James Parker puts Flannery O’Connor’s youthful prayer journals in context, describing her time at the Iowa Writer’s Workshop as where “spiky, brainy Mary Flannery O’Connor from Milledgeville, Georgia, became Flannery O’Connor, writer”:
Arriving in 1945 as a postgraduate student at the University of Iowa, she promptly homed in on the creative-writing classes run by the poet Paul Engle. Women were a minority at the time: by 1946, more than half of Engle’s pupils were returning servicemen, many of them writing stories about their experiences during the war. On the surface, as O’Connor’s biographer, Brad Gooch, tells it in Flannery, she was a quiet but significant classroom presence: “She scared the boys to death with her irony,” remembered one visiting lecturer, Andrew Lytle. Beneath the surface, as recorded on the 47 and a half handwritten pages to which we now have access (A Prayer Journal includes a facsimile), she was refining her vocation with the muscularity and spiritual ferocity of a young saint-in-waiting. The first page or pages of the notebook have been lost, and it begins—how poetic is this?—mid-sentence, with “effort at artistry.”
“Smash the ego,” wrote Peter Schjeldahl in a 1979 poem called “I Missed Punk,” “which always reconstitutes / (and if it doesn’t, well, / your worries are over).” For O’Connor, the space left by the destroyed ego—we can imagine it as a kind of humming vacancy, drifting with pieces of burned paper—was holy because it belonged to God. And she wanted it. Or, more precisely, and more poignantly, she wanted to want it. “Dear Lord, please make me want You. It would be the greatest bliss … to have the want driving in me, to have it like a cancer in me. It would kill me like a cancer and that would be the Fulfilment.” Electric with literary ambition, she prays to be erased. A paradox? Hardly. “Don’t let me ever think, dear God,” she pleads, “that I was anything but the instrument for Your story.”
About that irony – and how it connected to the deepest themes in her writing:

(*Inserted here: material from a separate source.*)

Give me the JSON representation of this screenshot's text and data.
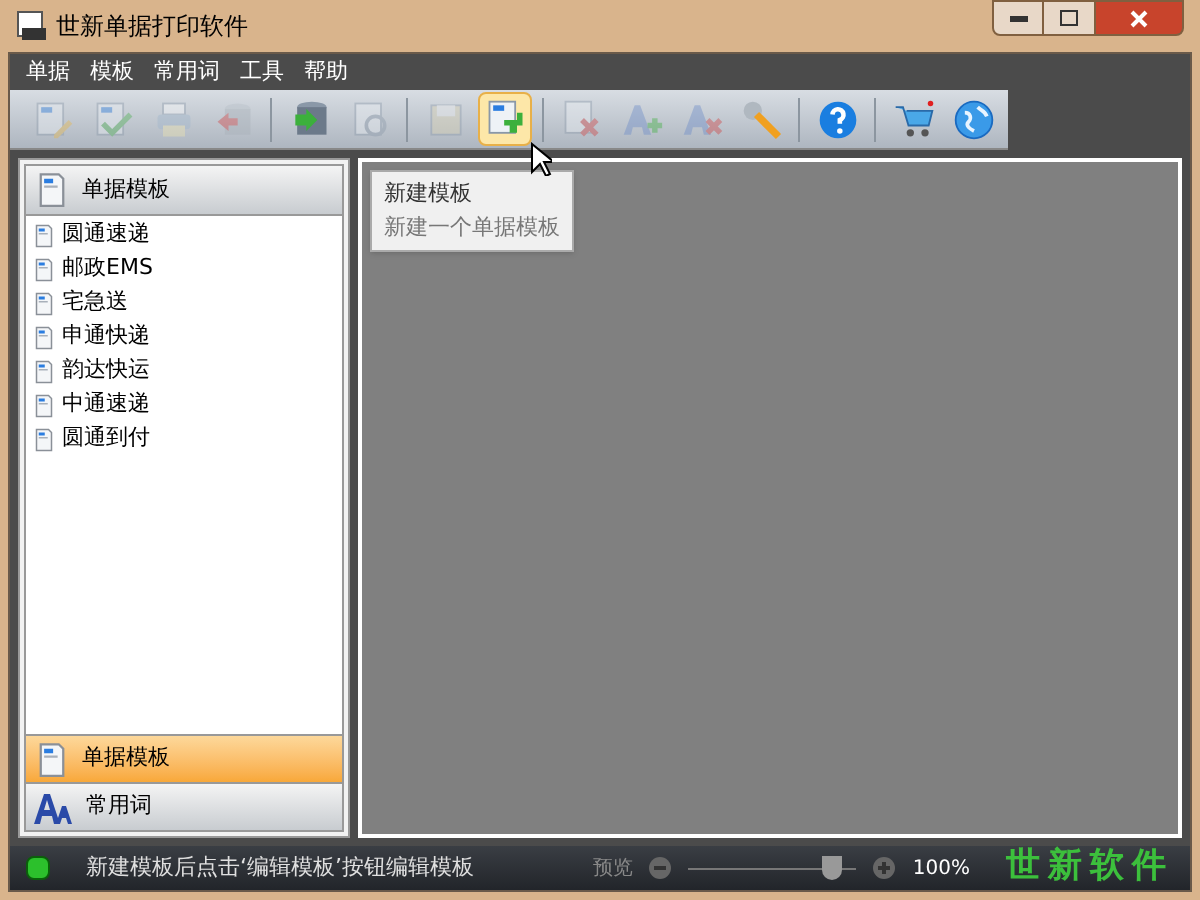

O’Connor’s was not the shifty, reactive, and merely local variety that passes for irony today: sitcom irony, skinny-jeans irony. It was vertical and biblical: the irony by which the mighty are lowered, the humble exalted, and the savior dies on a cross. And she would shortly be required to submit to it herself, in full. Within three years of leaving Iowa, where she had prayed for desire of the Lord to claim her like a disease, she was diagnosed with lupus. Stricken, she returned to her mother’s farm in Milledgeville, her base of production for the novels Wise Blood and The Violent Bear It Away, and the short-story collections A Good Man Is Hard to Find and Everything That Rises Must Converge, the latter published posthumously. Health and sex and adventure had been taken from her, and in their place was a vision, her world, blast-lit and still reeling under the first shock of creation. “The air was so quiet,” she wrote in “The River,” “he could hear the broken pieces of the sun knocking in the water.” It was a gift. And we are left with a question: Without this terrible narrowing-down, would she have achieved the greatness she prayed for?
(Image of O’Connor in 1947 via Wikimedia Commons)